### Should you replace your car with a newer model with lower fuel consumption?

__Contents__**1. Introduction**

2. Method of analysis

2. Method of analysis

Choice of test cases

Valuation of cases

Cost function

Optimum solution

**3. Sample problem**

Available options

Cost functions

Solution method

Choosing a non-optimum choice

__Introduction__

__Advancements in automotive power plants have produced cars with ever improving fuel efficiency. In some instances, it may be a better choice to trade in an old fuel guzzler for a newer vehicle. Other times, it may not be a financially sound move. This paper will show how some variables will affect the decision making process.__

__Method of analysis__

**Choice of test cases**

**The available set of test cases is preselected by the user to account for personal preferences. For example, a user may choose to consider buying a Honda Accord, a Nissan Cefiro, or stay with the current vehicle. While there are numerous other choices available in the market, these are may not be included in the test because the user deems these unfit for consideration, based on price and preference.**

**Valuation of cases**

**Each case is valued based on purchase price and fuel consumption. Depreciation/resale value is not considered as this is not easy to predict for people unfamiliar with the used-car market. Cost of maintenance and repairs is also not considered as reliable records are difficult to obtain.**

Valuation is performed on a cost per month basis, where the costs consist of:

Fuel- dependent on expected driving distance in a month, fuel consumption of the car and cost of fuel

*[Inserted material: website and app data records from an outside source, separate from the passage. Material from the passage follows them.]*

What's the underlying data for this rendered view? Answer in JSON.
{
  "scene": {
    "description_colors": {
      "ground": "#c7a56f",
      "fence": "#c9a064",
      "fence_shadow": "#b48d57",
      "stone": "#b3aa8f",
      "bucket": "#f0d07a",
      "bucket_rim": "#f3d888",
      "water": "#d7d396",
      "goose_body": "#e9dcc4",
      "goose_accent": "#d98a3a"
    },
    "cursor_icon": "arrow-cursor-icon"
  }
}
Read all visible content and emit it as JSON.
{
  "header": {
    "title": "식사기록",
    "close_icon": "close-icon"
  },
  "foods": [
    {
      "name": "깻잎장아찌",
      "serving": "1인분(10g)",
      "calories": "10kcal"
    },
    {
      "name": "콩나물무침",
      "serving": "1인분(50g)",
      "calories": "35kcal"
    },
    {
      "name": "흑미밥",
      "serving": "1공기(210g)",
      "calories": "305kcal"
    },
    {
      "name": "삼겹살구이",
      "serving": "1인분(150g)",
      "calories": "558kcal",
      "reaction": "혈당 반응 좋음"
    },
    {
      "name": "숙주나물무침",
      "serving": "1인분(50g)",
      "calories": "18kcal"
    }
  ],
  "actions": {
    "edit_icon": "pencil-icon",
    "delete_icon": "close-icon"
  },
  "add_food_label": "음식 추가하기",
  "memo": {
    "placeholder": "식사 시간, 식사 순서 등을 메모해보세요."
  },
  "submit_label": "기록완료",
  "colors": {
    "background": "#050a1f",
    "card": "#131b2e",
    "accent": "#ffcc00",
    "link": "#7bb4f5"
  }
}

Opportunity cost (lost of potential investment income)- dependent on money invested in obtaining a new car (after accounting for the resale price of the current vehicle) and the expected rate of return in the capital market

Fuel- dependent on expected driving distance in a month, fuel consumption of the car and cost of fuel

Opportunity cost (lost of potential investment income)- dependent on money invested in obtaining a new car (after accounting for the resale price of the current vehicle) and the expected rate of return in the capital market

Cases are compared on basis of cost, and the case which presents the least cost is the optimum choice.

**Cost function**

**The cost of fuel is the product of distance driven per month, the quantity of fuel used per km, and the price of fuel.**

**Z**=

**dηp**+

**c**[(1+

**i**)1/12 - 1]

Where:

**Z**is the total cost per month

**d**is the expected distance driven in a month

**η**is the fuel consumption per km

**p**is the price of fuel

**c**is the cost of obtaining a new car

**i**is the rate of return in the capital market

The term

**c**[(1+**i**)^{1/12}- 1] indicates the returns from investing in the capital market that would be had if the money had been invested rather than being spent on the new car.**Optimum solution**

**The optimum solution is the choice which results in the lowest cost per mont.**

__Sample problem__

**Available options**

Suppose our protagonist currently owns a Mitsubishi Pajero. He drives approximately 1500 km in a month, and a car salesperson has quoted him a resale value of $3,000 for the car. This car consumes 0.11 liters of petrol per km travelled. (Case 1)

He is considering buying a used Toyota Prius, which sells for $10,000 and has a published fuel consumption rate of 0.05 liters of petrol per km travelled. (Case 2)

Alternatively, a Honda Accord is available for $4500, and consumes 0.08 liters of petrol per km travelled. (Case 3)

The capital market rate of return,

**i**, and the price of fuel,

**p**, is not known.

**Cost functions**

**Z**

_{1}= 1500×0.11

**p**

**Z**

_{2}+ (10000-3000)[(1+

**i**)

^{1/12}- 1]

**Z**

_{3}= 1500×0.08

**p**+ (4500-3000)[(1+

**i**)

^{1/12}- 1]

As discussed above, the cost function for each case is the cost of fuel and the lost opportunity to invest in capital markets. Case 1 does not involve opportunity cost as no additional outlays are required.

**Solution method**

**A brute force approach will be used here, as this method allows a large number of cases to be considered. It goes without saying that a spreadsheet program will be most helpful.**

The cost functions for all cases are evaluated for a set of possible values of

**p**and

**i**.

The series of tables show the cost of making each choice for different combinations of fuel price and market rate of return. In this solution, the optimum choice (least expensive) is Case 2 if the market rate of return is expected to be low, and Case 3 if the market rate of return

**i**is expected to be high.

**Choosing a non-optimum choice**

**In some cases, the user may have non-monetary preferences. For example, the protagonist may have a slight dislike for the Toyota Prius because of the perception that only hippies and tree hugging Hollywood-types will want one of these cars.**

As it turns out, the Toyota Prius (case 2) was found to be least costly in situations where

**i**is low. In such situations, choosing case 3 instead of case 2 means the user will have to spend more than absolutely necessary.

How much extra are you willing to pay to choose a non-optimal choice? If

**p**= 1.60 and

**i**= 5%, the cost Z

_{2}is 149 while the cost Z

_{3}is 198. Are you willing to pay an extra $49 per month just to escape the tree-hugging image of a Toyota Prius?

Labels: applied mathematics, how-to